SINGAPORE (ICIS)--India’s demand for polymers spot cargoes stayed weak, blighted by a domestic liquidity crunch and amid slumping markets across Asia.International Container Transshipment Terminal Iin Kochi, Kerala, India (Photo by Olaf Kruger/imageBROKER/REX/Shutterstock)
Domestic availability is ample while expectations are bleak of a demand improvement in December.
On 23 November, high density polyethylene (HDPE) film prices were assessed at an average of $1,110/tonne CFR (cost & freight) India, down $45/tonne week on week; while polypropylene (PP) raffia/injection prices fell $60/tonne over the same period to $1,130/tonne CFR India, ICIS data showed.
A seasonal lull in demand for most polymers, including PE and PP, began in India in early November but was punctuated by a short post-Diwali holiday restocking.
Diwali or the Hindu Festival of Lights on 6 November, and the celebration typically lasts at least a week in India.
In the PP market, trading activity usually slows down as companies typically cut back purchases to allocate funds towards annual bonus payments to employees, while they shut processing units during the holiday.
The market situation this year, however, is being compounded by a severe tightness in cash availability since the second half as banks have been tightening access to credit facilities.
Since 13 March, banks have pulled back credit lines and banned issuance of letters of undertaking (LOUs) and letters of comfort (LOCs), following a $2bn bank fraud case that involved the Punjab National Bank (PNB).
The ban on these semi-guarantee tools typically issued by Indian banks to importers in the country resulted in a significant slowdown in polymers trades in the country.
It also restricted working capital availability, as inventories were cut to free up capital for bank payments.
The polymers markets also continue to reel from after-effects of the goods and service (GST) tax implemented from July 2017, according to market sources.
“A parallel cash-based economy was a significant player in polymers trade in the country, that has shrunk since GST came into place,” a source at a major Indian producer said.
This fragmented and unorganized sector undertook trade solely on cash basis, often disclosed lower revenues to reduce its tax base, market sources said.
With the GST regime mandating greater transparency in business, smaller polymer traders were hit, thereby hampering overall plastic consumption.

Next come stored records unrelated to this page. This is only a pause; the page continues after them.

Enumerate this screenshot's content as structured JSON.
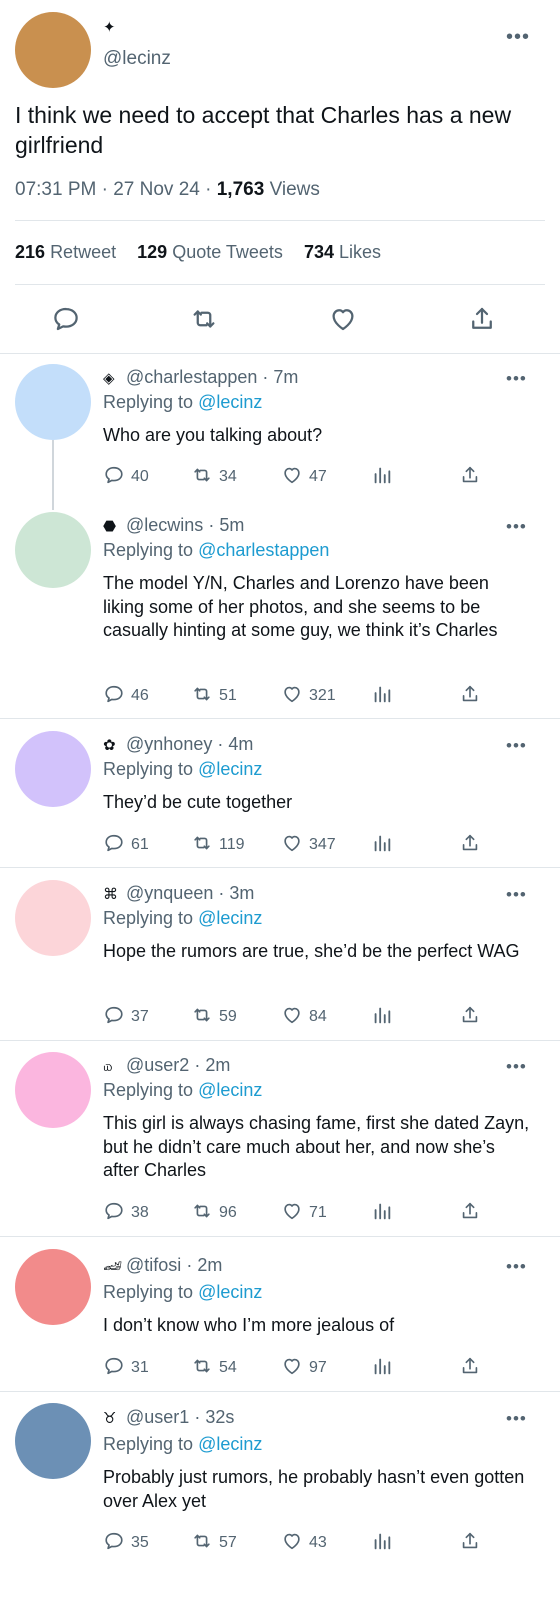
{
  "tweet": {
    "badge_icon": "sparkle-icon",
    "avatar_color": "#c9904f",
    "handle": "@lecinz",
    "text": "I think we need to accept that Charles has a new girlfriend",
    "time": "07:31 PM",
    "date": "27 Nov 24",
    "views_count": "1,763",
    "views_label": "Views",
    "retweets": "216",
    "retweets_label": "Retweet",
    "quotes": "129",
    "quotes_label": "Quote Tweets",
    "likes": "734",
    "likes_label": "Likes"
  },
  "replies": [
    {
      "icon": "◈",
      "handle": "@charlestappen",
      "time": "7m",
      "replying_label": "Replying to",
      "replying_to": "@lecinz",
      "text": "Who are you talking about?",
      "comments": "40",
      "retweets": "34",
      "likes": "47",
      "avatar_color": "#c3defa"
    },
    {
      "icon": "⬣",
      "handle": "@lecwins",
      "time": "5m",
      "replying_label": "Replying to",
      "replying_to": "@charlestappen",
      "text": "The model Y/N, Charles and Lorenzo have been liking some of her photos, and she seems to be casually hinting at some guy, we think it’s Charles",
      "comments": "46",
      "retweets": "51",
      "likes": "321",
      "avatar_color": "#cde6d5"
    },
    {
      "icon": "✿",
      "handle": "@ynhoney",
      "time": "4m",
      "replying_label": "Replying to",
      "replying_to": "@lecinz",
      "text": "They’d be cute together",
      "comments": "61",
      "retweets": "119",
      "likes": "347",
      "avatar_color": "#d2c2fb"
    },
    {
      "icon": "⌘",
      "handle": "@ynqueen",
      "time": "3m",
      "replying_label": "Replying to",
      "replying_to": "@lecinz",
      "text": "Hope the rumors are true, she’d be the perfect WAG",
      "comments": "37",
      "retweets": "59",
      "likes": "84",
      "avatar_color": "#fcd5d9"
    },
    {
      "icon": "௰",
      "handle": "@user2",
      "time": "2m",
      "replying_label": "Replying to",
      "replying_to": "@lecinz",
      "text": "This girl is always chasing fame, first she dated Zayn, but he didn’t care much about her, and now she’s after Charles",
      "comments": "38",
      "retweets": "96",
      "likes": "71",
      "avatar_color": "#fbb6df"
    },
    {
      "icon": "🏎",
      "handle": "@tifosi",
      "time": "2m",
      "replying_label": "Replying to",
      "replying_to": "@lecinz",
      "text": "I don’t know who I’m more jealous of",
      "comments": "31",
      "retweets": "54",
      "likes": "97",
      "avatar_color": "#f28b8b"
    },
    {
      "icon": "♉",
      "handle": "@user1",
      "time": "32s",
      "replying_label": "Replying to",
      "replying_to": "@lecinz",
      "text": "Probably just rumors, he probably hasn’t even gotten over Alex yet",
      "comments": "35",
      "retweets": "57",
      "likes": "43",
      "avatar_color": "#6c90b5"
    }
  ],
  "icons": {
    "more": "•••"
  },
  "colors": {
    "link": "#1d9bd0",
    "muted": "#536471",
    "text": "#0f1419",
    "divider": "#e1e6ea"
  }
}
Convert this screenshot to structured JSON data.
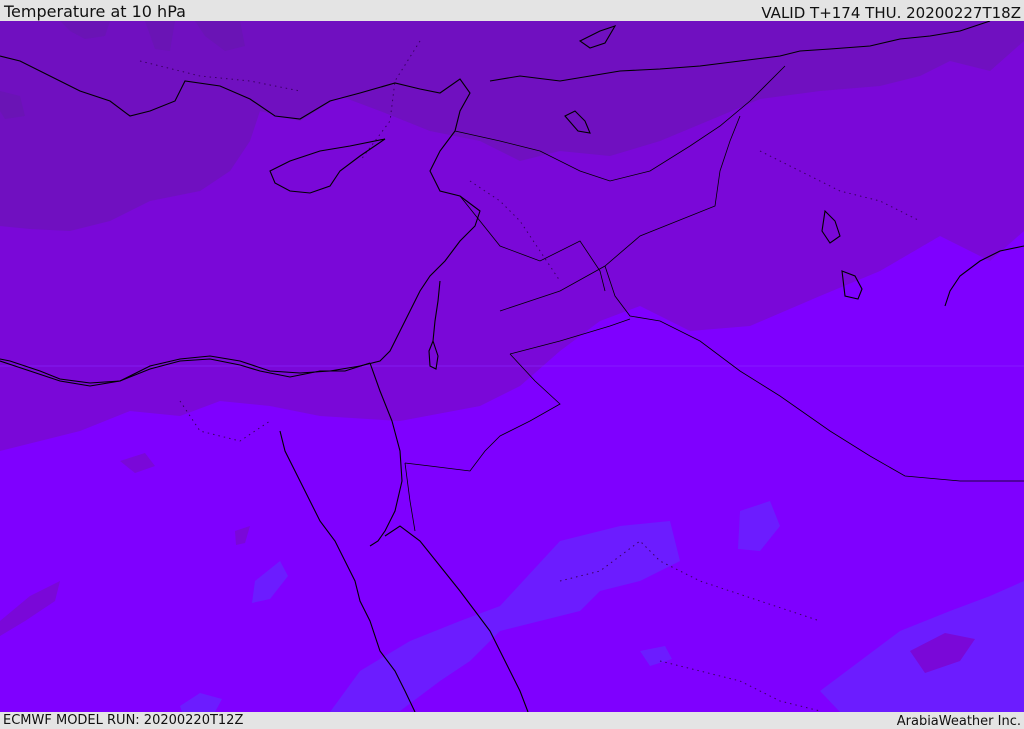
{
  "header": {
    "title": "Temperature at 10 hPa",
    "valid": "VALID T+174 THU. 20200227T18Z"
  },
  "footer": {
    "model_run": "ECMWF MODEL RUN: 20200220T12Z",
    "credit": "ArabiaWeather Inc."
  },
  "map": {
    "colors": {
      "band_darkest": "#6a14b5",
      "band_dark": "#7010c0",
      "band_mid": "#7a08d8",
      "band_main": "#7f00ff",
      "band_cool": "#6c1cff",
      "coastline": "#000000"
    }
  }
}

Meanwhile, domestic availability of PE and PP is long as most plants are being operated at near-full capacity, while exports to China and southeast Asia have slowed due to softer demand and greater competition from emerging US supply.
Sharp losses in upstream crude markets and continued weakness in the Indian rupee against the US dollar have also weighed on overall sentiment in the PP market.
“A ban on disposable plastic and losses resulting from a weaker rupee to the US dollar earlier this year continue to dampen plastic demand,” an Indian polymer trader said.
Demand for plastic bags made out of HDPE film, and those for thermoformed goods have shrunk sharply, following the ban on single-use disposable plastics across several Indian states.
Some market players were hopeful demand will improve early 2019, as several processors were running low on stocks as they had not purchased PE and PP resins for weeks.
Others were pessimistic citing weak demand fundamentals as the fiscal issues run deep and would take months to improve.
Focus article by Veena Pathare